Attorney General Kathleen G. Kane was in a car accident last month, when the SUV she was traveling in sideswiped a parked car. An officer went to the scene and wrote up a police report. And that, said Marchese, should have been that.
"But we keep getting all these calls about it," Marchese said in an interview Friday. "There is nothing to this. Nothing. There is nothing out of the ordinary."
Except that Kane's office is now saying she is experiencing a myriad of worsening side effects from the accident, including intensifying neck and back pain, and nausea and headaches from a concussion she sustained.
And there is this: the morning of the accident, Kane was on her way to testify, under subpoena, before a grand jury in Montgomery County examining whether her office leaked secret grand jury material in an attempt to embarrass a political foe. It is an offense punishable by jail time.
Her next grand jury appearance is scheduled for Monday – and no one knows whether she intends to appear. Last week, her office said her doctors believe she should not return to work until later this month – and only "as tolerable" then.
Kane has denied repeated requests from The Inquirer for an interview, including one Friday.
But that doesn't mean she isn't talking to the press: she told PennLive/The Patriot News last week that neither she nor her staff leaked anything, and that she follows "the letter of the law."
In a letter to her employees earlier this week, Kane went even further: she called "outlandish" any suggestion that the accident was staged in an effort to get out of testifying in the leak inquiry.
Marchese put it this way: "We wouldn't lose our jobs over something like this."
Still, there are many unanswered questions.
The Dunmore police officer who responded to the accident tried to answer some last week.
In an interview Friday, Joseph Hallinan said that on the morning of the accident, he received a call on his cell phone from Robert Ruddy, a member of Kane's security detail who was driving. Ruddy is a former Dunmore police officer.
Asked why Ruddy would call him directly, Hallinan in a small town like Dunmore, it's not uncommon to reach out to an officer you know.
"He told me he was in a fender-bender," Hallinan said of Ruddy.
When he got to the scene, Hallinan said Kane's SUV was pulled to the side of the road with its four-way blinkers flashing. He said he spoke with Ruddy and Patrick Reese, who is also on Kane's security detail and was in the passenger seat when the accident occurred. Reese is the former police chief of Dunmore, mainly known as the hometown of Louis DeNaples, the politically connected former holder of a casino license in the Scranton area.

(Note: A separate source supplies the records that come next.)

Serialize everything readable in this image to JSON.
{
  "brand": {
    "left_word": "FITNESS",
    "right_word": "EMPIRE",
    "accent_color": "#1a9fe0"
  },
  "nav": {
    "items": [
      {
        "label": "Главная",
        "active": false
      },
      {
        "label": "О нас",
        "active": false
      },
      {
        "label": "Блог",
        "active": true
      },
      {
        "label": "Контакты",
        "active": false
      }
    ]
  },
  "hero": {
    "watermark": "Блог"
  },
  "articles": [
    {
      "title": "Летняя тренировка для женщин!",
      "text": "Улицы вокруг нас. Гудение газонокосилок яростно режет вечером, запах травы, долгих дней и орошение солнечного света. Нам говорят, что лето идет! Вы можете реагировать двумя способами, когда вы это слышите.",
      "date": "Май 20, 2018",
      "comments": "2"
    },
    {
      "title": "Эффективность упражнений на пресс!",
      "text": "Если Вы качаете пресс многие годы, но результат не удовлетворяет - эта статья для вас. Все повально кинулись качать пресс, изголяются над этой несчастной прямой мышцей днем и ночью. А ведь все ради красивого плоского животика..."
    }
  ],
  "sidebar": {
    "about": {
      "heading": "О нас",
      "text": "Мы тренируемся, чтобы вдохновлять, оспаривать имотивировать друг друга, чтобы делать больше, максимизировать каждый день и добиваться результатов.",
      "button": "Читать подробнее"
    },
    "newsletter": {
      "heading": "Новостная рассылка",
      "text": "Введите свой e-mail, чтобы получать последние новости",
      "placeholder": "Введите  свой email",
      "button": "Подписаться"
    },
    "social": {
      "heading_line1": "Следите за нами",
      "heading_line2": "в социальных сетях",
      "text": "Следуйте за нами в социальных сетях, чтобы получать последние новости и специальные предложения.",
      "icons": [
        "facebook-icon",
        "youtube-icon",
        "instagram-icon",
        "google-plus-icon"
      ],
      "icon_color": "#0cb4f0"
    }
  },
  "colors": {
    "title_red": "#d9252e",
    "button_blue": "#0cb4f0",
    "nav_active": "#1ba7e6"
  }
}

Kane, said Hallinan, stayed in the car and he didn't see or talk to her. Reese and Ruddy said they were going to drive to the hospital to get checked out.

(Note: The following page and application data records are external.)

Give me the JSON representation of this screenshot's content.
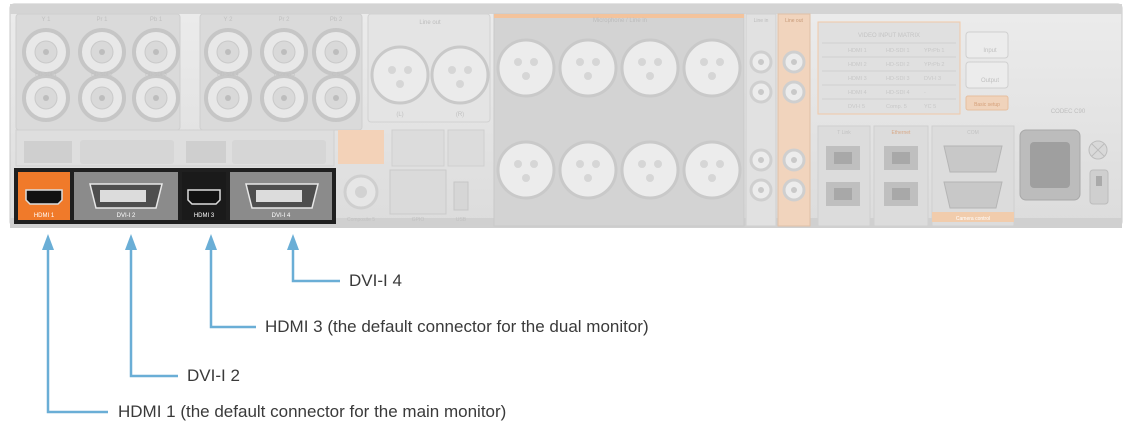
{
  "panel": {
    "top_labels": [
      "Y 1",
      "Pr 1",
      "Pb 1",
      "Y 2",
      "Pr 2",
      "Pb 2"
    ],
    "line_out": {
      "title": "Line out",
      "left": "(L)",
      "right": "(R)"
    },
    "mic_title": "Microphone / Line in",
    "line_in": "Line in",
    "line_out_small": "Line out",
    "hd_sdi_labels": [
      "HD-SDI 1",
      "HD-SDI 2",
      "HD-SDI 3",
      "HD-SDI 4",
      "Y/Comp 5",
      "C 5"
    ],
    "matrix": {
      "title": "VIDEO INPUT MATRIX",
      "rows": [
        [
          "HDMI 1",
          "HD-SDI 1",
          "YPrPb 1"
        ],
        [
          "HDMI 2",
          "HD-SDI 2",
          "YPrPb 2"
        ],
        [
          "HDMI 3",
          "HD-SDI 3",
          "DVI-I 3"
        ],
        [
          "HDMI 4",
          "HD-SDI 4",
          "-"
        ],
        [
          "DVI-I 5",
          "Comp. 5",
          "YC 5"
        ]
      ]
    },
    "input_btn": "Input",
    "output_btn": "Output",
    "basic_setup": "Basic setup",
    "codec_name": "CODEC C90",
    "bottom_labels": [
      "HDMI 1",
      "DVI-I 2",
      "HDMI 3",
      "DVI-I 4"
    ],
    "misc_labels": [
      "Composite 5",
      "GPIO",
      "USB",
      "T Link",
      "Ethernet",
      "COM",
      "Camera control"
    ]
  },
  "callouts": [
    {
      "text": "DVI-I 4",
      "color": "#6aaed6"
    },
    {
      "text": "HDMI 3 (the default connector for the dual monitor)",
      "color": "#6aaed6"
    },
    {
      "text": "DVI-I 2",
      "color": "#6aaed6"
    },
    {
      "text": "HDMI 1 (the default connector for the main monitor)",
      "color": "#6aaed6"
    }
  ],
  "colors": {
    "accent_orange": "#f07a2a",
    "connector_gray": "#7a7a7a",
    "leader_blue": "#6aaed6"
  },
  "icons": [
    "bnc-connector-icon",
    "xlr-connector-icon",
    "hdmi-port-icon",
    "dvi-port-icon",
    "rca-connector-icon",
    "ethernet-port-icon",
    "db9-port-icon",
    "power-inlet-icon",
    "ground-screw-icon"
  ]
}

The damage both to Kane's car and the 1999 Jeep her SUV hit – which was parked and empty – was minor, said Hallinan. If he had to estimate the speed Kane's car was traveling, it would be between 10 and 15 m.p.h., he said. The speed limit on the street is 15 m.p.h.
And what of the disagreement over whether Kane was wearing a seatbelt? Hallinan's original police report on the accident said she was; Kane's office said she wasn't.
Asked to explain the discrepancy, Hallinan said called it "a typo." The report, he said, has since been amended.
As for the Jeep, on Friday it was parked in the same spot it was when it was hit, and it did not appear to have been repaired. The car is pocked with dents and scrapes, and its front passenger side door looks to have been pried open at some point by a crowbar. The back seat and trunk are brimming from floor to ceiling with clothes and other items.
The owner of the car, Judy Jenkins, did not respond to calls or answer her door.
A neighbor said in the two-plus years he has lived on that block, the car hasn't moved.